God-Given Food: A Bible Study and Beyond
by Celia Maria
Anyone who has participated in a church supper or snacks after a church service will recognize the need for this
book. As Maria explains, among church-goers you will find two very different attitudes about food: one is that every
kind of food is acceptable to eat, as long as a blessing is said over it—this is the attitude that loads the after-church snack
table with sugary processed food and sees no problem in allowing children to stuff themselves with donuts, cookies and
cupcakes; the other holds that we should eat the “original diet plan” given in Genesis of only plant foods.
Moved by all the illness she has observed among church-goers, Maria provides a third way for her fellow Christians
to eat—one inspired by the work of the Weston A. Price Foundation. She begins with an excellent discussion of veganism,
the diet appropriate for the Garden of Eden, but not for mankind after the fall. She provides diagrams of the digestive
systems of various types of animals and of the human being. Our digestive systems are most like that of the pig—an
omnivore. Later in the book she quotes more scripture to show that Christians can eat animal foods—starting with God’s
command to Noah to eat meat.
Knowing that she will meet resistance, Maria treads carefully, showing that healthy food actually tastes good and
does not have to be weird. She provides a great chart for “replacements”: whole eggs for breakfast instead of cold cereal,
homemade soaked oatmeal instead of instant oatmeal, fruit instead of donuts. She provides an ingredient list for each
processed food—horrendous ingredients in chicken nuggets, fast food burgers, commercial bread, processed cheese,
canned broth and soup, frozen fries, artificial maple syrup, storebought dressings and pickles—as a way of convincing
families to opt for healthy replacements—baked chicken with spices, grass-fed burgers, traditional breads, real cheese,
homemade soups and broths, real maple syrup, homemade dressing and lacto-fermented foods. She addresses the excuses
most people have—I don’t like to cook, I don’t have time to prepare healthy meals, I can’t afford to eat healthy—and
provides scriptural arguments for taking joy in the activity of cooking, making time to cook and spending money wisely.
Maria’s book includes discussion of all the burning questions in the field of nutrition: animal fats and cholesterol;
grains; fermented foods, dairy foods, broth and soups; and salt. And kudos for finding this wonderful passage from Job
(Maria knows her Bible!): “Can flavorless food be eaten without salt?
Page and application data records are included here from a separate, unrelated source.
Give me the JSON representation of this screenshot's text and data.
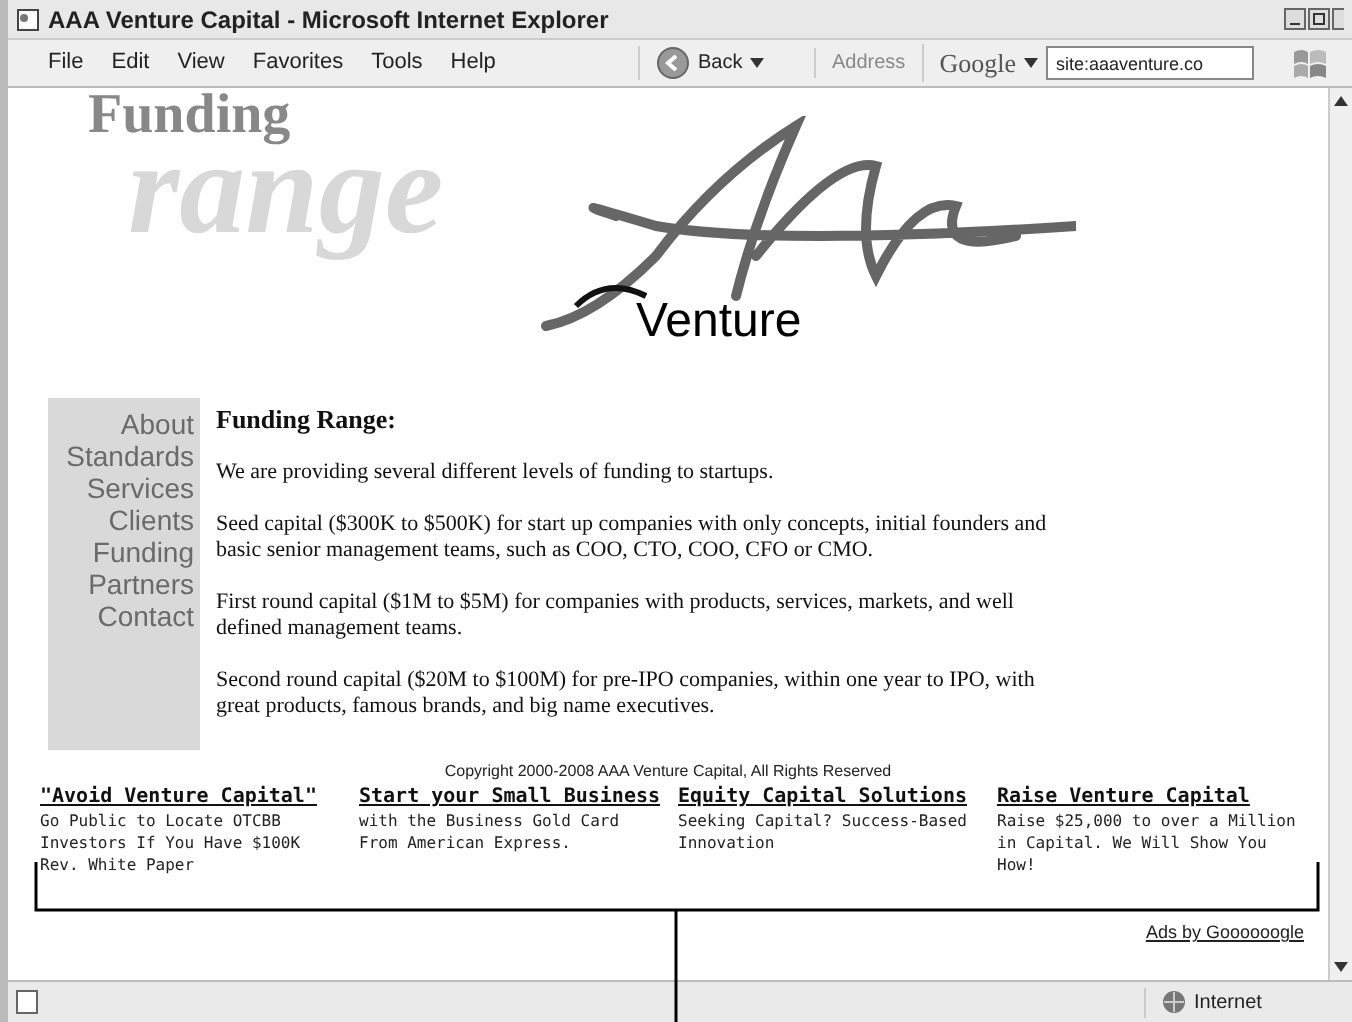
{
  "window": {
    "title": "AAA Venture Capital - Microsoft Internet Explorer"
  },
  "menu": [
    "File",
    "Edit",
    "View",
    "Favorites",
    "Tools",
    "Help"
  ],
  "toolbar": {
    "back": "Back",
    "address_label": "Address",
    "search_brand": "Google",
    "search_value": "site:aaaventure.co"
  },
  "logo": {
    "line_1": "Funding",
    "line_2": "range",
    "brand": "Venture"
  },
  "sidebar": {
    "items": [
      "About",
      "Standards",
      "Services",
      "Clients",
      "Funding",
      "Partners",
      "Contact"
    ]
  },
  "content": {
    "heading": "Funding Range:",
    "paragraphs": [
      "We are providing several different levels of funding to startups.",
      "Seed capital ($300K to $500K) for start up companies with only concepts, initial founders and basic senior management teams, such as COO, CTO, COO, CFO or CMO.",
      "First round capital ($1M to $5M) for companies with products, services, markets, and well defined management teams.",
      "Second round capital ($20M to $100M) for pre-IPO companies, within one year to IPO, with great products, famous brands, and big name executives."
    ]
  },
  "copyright": "Copyright 2000-2008 AAA Venture Capital, All Rights Reserved",
  "ads": [
    {
      "title": "\"Avoid Venture Capital\"",
      "text": "Go Public to Locate OTCBB Investors If You Have $100K Rev. White Paper"
    },
    {
      "title": "Start your Small Business",
      "text": "with the Business Gold Card From American Express."
    },
    {
      "title": "Equity Capital Solutions",
      "text": "Seeking Capital? Success-Based Innovation"
    },
    {
      "title": "Raise Venture Capital",
      "text": "Raise $25,000 to over a Million in Capital. We Will Show You How!"
    }
  ],
  "ads_by": "Ads by Goooooogle",
  "status_bar": {
    "zone": "Internet"
  }
}
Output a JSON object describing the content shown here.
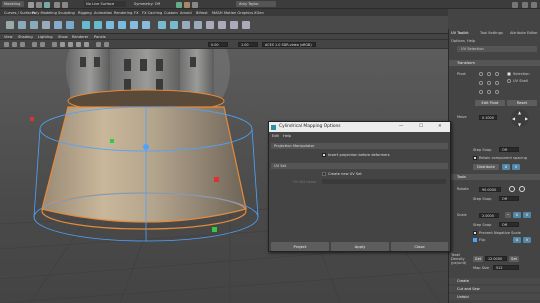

Or is there any taste in the white of an egg? My soul
refuses to touch them. They are as loathsome food to me” (Job 6:6-7). My sentiments exactly!
Each chapter ends with summary bullet points, relevant passages from scripture and questions for the reader. Finally
Maria provides us with a great collection of basic recipes. For those wondering how to bring the message of healthy food
to a church congregation yet to understand that putting processed foods into the body temple is like taking a sledge
hammer to the church furnishings, this book is an excellent way to begin. Thumbs up!